The NYPD should regularly publish statistics that include locations of arrests for all types of crime, says a Manhattan lawmaker, arguing that the numbers will show “overpolicing” in some neighborhoods throughout New York City.
Councilman Ben Kallos plans to introduce a bill requiring the NYPD to include all crimes in its weekly updates of the CompStat website, which currently maps the “seven major” crimes like murder and rape, along with a handful of other types of illegality.
“Whether it is the ongoing war on drugs only happening in certain communities or just other types of overpolicing, it would be helpful for folks to see that on a map and be able to see that happening in real time,” the Upper East Side Democrat told the Daily News on Wednesday.
CompStat was launched in 1994 to help officers take a data-driven approach to law enforcement. Since then, it has undergone several changes, including the addition of shooting stats.
The NYPD was found to disproportionately use “stop-and-frisk” searches on people of color in 2013. Since then, the police have continued to come under criticism for allegedly targeting minorities, with people of color accounting for about four out of five summonses doled out for violating social-distancing rules last spring.
Kallos believes comprehensive data could show other examples of bias in policing.

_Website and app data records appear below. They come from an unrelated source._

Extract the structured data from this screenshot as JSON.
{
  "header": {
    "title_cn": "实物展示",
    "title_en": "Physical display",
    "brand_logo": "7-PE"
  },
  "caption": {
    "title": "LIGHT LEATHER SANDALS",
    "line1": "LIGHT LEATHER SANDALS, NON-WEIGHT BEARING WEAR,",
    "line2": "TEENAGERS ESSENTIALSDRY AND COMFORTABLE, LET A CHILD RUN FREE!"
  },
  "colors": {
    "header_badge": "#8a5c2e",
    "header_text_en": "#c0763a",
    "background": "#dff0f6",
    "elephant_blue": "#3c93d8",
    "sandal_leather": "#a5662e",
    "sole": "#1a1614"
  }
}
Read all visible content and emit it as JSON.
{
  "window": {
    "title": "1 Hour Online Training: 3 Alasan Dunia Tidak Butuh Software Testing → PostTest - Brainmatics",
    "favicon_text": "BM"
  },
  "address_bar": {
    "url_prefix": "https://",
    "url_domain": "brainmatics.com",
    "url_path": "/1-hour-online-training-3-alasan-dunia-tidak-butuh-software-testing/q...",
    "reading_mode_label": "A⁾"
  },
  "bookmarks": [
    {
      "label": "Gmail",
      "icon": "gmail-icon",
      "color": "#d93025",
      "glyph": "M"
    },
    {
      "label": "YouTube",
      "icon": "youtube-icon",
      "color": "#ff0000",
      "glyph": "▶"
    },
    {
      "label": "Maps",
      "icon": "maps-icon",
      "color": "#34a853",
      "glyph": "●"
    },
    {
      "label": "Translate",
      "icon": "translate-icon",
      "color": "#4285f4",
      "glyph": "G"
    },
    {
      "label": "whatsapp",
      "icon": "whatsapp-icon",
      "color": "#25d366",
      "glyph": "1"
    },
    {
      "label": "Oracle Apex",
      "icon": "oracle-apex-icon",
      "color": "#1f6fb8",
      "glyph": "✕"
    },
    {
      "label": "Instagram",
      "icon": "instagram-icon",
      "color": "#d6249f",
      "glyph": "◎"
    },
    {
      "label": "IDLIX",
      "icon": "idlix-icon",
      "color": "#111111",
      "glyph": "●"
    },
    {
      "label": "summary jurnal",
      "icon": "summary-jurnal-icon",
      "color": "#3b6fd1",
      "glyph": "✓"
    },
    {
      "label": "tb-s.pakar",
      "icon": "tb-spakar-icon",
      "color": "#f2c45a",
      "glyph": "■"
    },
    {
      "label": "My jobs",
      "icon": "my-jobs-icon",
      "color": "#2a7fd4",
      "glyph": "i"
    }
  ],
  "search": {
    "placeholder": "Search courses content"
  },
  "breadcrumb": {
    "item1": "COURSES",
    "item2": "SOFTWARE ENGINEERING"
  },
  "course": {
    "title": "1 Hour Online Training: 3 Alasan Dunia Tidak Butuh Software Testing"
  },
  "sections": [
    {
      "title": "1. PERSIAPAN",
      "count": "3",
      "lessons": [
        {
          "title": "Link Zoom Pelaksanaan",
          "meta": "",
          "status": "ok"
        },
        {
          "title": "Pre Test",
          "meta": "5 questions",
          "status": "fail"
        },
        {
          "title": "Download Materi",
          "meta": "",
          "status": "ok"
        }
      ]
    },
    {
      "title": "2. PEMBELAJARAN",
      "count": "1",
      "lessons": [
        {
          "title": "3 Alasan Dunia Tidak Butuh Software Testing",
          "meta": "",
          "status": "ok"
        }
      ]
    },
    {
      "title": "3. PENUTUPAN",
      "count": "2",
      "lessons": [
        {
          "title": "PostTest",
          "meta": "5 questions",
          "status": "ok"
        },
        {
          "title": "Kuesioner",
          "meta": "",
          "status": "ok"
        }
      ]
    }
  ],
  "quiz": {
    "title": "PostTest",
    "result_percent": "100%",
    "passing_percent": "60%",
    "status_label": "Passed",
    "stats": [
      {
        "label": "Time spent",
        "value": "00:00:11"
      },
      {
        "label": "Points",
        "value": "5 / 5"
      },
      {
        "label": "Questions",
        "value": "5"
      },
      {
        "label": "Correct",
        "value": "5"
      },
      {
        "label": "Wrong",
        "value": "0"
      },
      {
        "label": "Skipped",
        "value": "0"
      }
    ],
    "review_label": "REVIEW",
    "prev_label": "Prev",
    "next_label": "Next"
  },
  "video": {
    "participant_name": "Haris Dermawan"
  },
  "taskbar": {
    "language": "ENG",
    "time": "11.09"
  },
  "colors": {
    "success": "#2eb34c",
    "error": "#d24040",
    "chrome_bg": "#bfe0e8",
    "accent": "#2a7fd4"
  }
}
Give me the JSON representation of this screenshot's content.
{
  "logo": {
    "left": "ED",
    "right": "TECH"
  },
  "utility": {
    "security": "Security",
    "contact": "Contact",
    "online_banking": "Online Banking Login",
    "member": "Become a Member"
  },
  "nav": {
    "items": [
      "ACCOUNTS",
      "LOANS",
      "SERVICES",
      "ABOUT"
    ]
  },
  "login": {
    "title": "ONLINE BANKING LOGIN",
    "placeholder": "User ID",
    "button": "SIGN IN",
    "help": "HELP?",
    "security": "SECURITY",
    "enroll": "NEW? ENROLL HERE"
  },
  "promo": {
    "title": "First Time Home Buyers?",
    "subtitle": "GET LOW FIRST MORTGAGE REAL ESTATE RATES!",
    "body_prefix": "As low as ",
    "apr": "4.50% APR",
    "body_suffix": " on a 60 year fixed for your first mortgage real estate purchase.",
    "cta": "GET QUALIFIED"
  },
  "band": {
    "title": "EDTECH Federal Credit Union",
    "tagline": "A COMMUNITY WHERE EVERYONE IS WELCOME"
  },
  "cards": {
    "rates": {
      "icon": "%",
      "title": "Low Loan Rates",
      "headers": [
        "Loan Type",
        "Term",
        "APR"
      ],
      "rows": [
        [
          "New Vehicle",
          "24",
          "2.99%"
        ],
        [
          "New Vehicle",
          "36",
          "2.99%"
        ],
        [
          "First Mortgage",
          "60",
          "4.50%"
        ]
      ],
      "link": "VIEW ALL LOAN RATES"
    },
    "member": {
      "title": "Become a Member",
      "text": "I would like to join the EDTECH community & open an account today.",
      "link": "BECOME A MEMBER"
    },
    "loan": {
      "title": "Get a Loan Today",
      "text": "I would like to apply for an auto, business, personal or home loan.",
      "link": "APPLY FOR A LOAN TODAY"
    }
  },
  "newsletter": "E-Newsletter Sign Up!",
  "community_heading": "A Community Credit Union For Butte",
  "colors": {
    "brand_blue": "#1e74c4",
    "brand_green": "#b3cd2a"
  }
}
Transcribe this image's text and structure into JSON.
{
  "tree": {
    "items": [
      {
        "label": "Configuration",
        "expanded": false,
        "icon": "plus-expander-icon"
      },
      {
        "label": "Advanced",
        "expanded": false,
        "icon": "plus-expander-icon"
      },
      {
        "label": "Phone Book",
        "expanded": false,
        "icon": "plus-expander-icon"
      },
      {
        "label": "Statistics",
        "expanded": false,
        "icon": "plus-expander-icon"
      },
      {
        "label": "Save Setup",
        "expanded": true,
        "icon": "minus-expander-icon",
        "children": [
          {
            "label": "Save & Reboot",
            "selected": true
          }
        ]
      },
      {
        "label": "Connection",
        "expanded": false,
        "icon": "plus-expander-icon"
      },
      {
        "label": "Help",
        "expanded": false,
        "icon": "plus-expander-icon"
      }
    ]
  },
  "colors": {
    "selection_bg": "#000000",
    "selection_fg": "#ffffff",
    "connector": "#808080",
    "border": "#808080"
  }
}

“It would be helpful to know how our police are spending their time,” he said, emphasizing that his proposal would show “what type of summonses they’re writing, where and when and why.”